Andrew Martin, Research Associate at CES and Co-editor of the Open Forum Working Paper Series, recently published European Social Models from Crisis to Crisis (co-edited with J. E. Dølvik, Oxford University Press, 2014). The book assesses employment and inequality in Europe since the beginning of monetary integration. The following is the publisher's summary and endorsements at the back of the book. For more information and to purchase a copy of the book, please go to
Oxford University Press
From Oxford University Press

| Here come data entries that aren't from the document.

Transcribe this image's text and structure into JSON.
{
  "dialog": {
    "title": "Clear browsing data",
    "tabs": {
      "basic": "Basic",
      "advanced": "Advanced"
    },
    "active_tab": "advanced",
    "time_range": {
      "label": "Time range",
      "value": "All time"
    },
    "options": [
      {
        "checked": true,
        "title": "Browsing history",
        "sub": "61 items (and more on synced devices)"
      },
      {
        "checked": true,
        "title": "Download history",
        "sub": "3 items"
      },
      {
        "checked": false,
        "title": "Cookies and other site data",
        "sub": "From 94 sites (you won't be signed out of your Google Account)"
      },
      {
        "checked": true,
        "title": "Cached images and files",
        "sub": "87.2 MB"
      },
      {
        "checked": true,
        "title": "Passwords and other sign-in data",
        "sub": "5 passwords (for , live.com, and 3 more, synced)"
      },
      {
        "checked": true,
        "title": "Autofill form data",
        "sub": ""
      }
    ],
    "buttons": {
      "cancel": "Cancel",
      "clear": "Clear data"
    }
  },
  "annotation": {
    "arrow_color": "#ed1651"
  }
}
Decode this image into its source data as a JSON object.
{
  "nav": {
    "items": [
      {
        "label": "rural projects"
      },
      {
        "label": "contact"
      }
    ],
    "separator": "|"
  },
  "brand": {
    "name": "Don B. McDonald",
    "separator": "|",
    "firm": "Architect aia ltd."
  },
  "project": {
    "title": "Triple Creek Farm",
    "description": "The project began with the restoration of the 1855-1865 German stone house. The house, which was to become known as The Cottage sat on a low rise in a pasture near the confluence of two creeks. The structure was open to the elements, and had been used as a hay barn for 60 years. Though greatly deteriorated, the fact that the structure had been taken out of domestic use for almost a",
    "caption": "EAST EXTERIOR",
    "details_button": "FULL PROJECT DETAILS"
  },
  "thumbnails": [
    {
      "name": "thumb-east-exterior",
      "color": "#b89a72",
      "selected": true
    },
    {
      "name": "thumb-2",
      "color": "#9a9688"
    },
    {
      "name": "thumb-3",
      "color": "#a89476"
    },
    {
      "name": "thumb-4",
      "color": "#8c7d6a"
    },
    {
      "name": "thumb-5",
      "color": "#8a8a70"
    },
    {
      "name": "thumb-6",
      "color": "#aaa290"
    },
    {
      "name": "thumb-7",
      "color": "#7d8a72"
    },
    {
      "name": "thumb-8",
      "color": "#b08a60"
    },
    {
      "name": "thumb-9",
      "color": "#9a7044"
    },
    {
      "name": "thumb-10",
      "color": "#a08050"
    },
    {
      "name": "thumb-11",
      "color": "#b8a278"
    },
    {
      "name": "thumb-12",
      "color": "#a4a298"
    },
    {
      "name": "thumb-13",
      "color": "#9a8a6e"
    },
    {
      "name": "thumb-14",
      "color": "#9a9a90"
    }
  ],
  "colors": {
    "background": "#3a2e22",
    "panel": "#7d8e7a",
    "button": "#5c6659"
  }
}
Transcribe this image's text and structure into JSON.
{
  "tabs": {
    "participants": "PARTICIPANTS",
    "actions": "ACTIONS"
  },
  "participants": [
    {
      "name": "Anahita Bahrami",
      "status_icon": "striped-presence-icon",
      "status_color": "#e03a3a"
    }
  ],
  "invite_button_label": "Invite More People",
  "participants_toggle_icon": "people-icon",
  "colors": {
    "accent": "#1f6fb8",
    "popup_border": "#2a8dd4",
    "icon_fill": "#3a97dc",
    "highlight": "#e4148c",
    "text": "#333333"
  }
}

This book analyzes the interaction of European social models — the institutions structuring labor markets' supply side — and their turbulent macroeconomic environment from the deep Europe-wide recession, ending Germany’s post-unification boom, through monetary union's establishment, to the Great Recession following the recent financial crisis. The analysis reaches two conclusions challenging the dominant view that the social models caused unemployment by impairing labor markets' efficiency in the name of equity. First, the social models' employment and distributive effects are far outweighed by their macroeconomic environment, especially in the Eurozone, where its truncated structure of economic governance transformed the Great Recession into a sovereign debt crisis. Second, instead of a trade-off between efficiency and equity, the employment effects of counteracting markets’ tendency to generate inequality depends on the macroeconomic conditions under which it occurs and how it is done.
"This is a fascinating book providing a wealth of information and incisive analysis on how monetary integration affects the evolution of social models in Europe. It is required reading for all those who are eager to understand the social dimension of the euro crisis.”
Paul De Grauwe, John Paulson Professor in European Political Economy at the London School of Economics and Political Science
"This volume delivers a pioneering study of the connection between the development of Europe's monetary system and the evolution of European welfare and labour regimes. Analysing the causes and consequences of the recent crisis, Dølvik and Martin conclude that neglecting its severe social consequences risks increasing divergence, the disintegration of EMU, and destabilisation of the EU. To avert this, EMU needs further reform. Reading this book will help all who want to work toward such reform."
László Andor, Commissioner for Employment, Social Affairs and Inclusion, European Commission 2010-2014
"This amazing volume reaches sobering conclusions for European welfare state and integration prospects. It is the first collection in welfare regime studies and comparative political economy to show how the European sovereign debt crisis, with its aftershocks of mass unemployment and rising inequality resulted from how monetary integration unfolded since the 1989 fall of the Berlin Wall. Breaking with methodological nationalism, it's first rate, timely and indispensible for EU pundits and academics."
Anton Hemerijck, Professor of Institutional Policy Analysis, VU University Amsterdam, and Centennial Professor of Social Policy, LSE.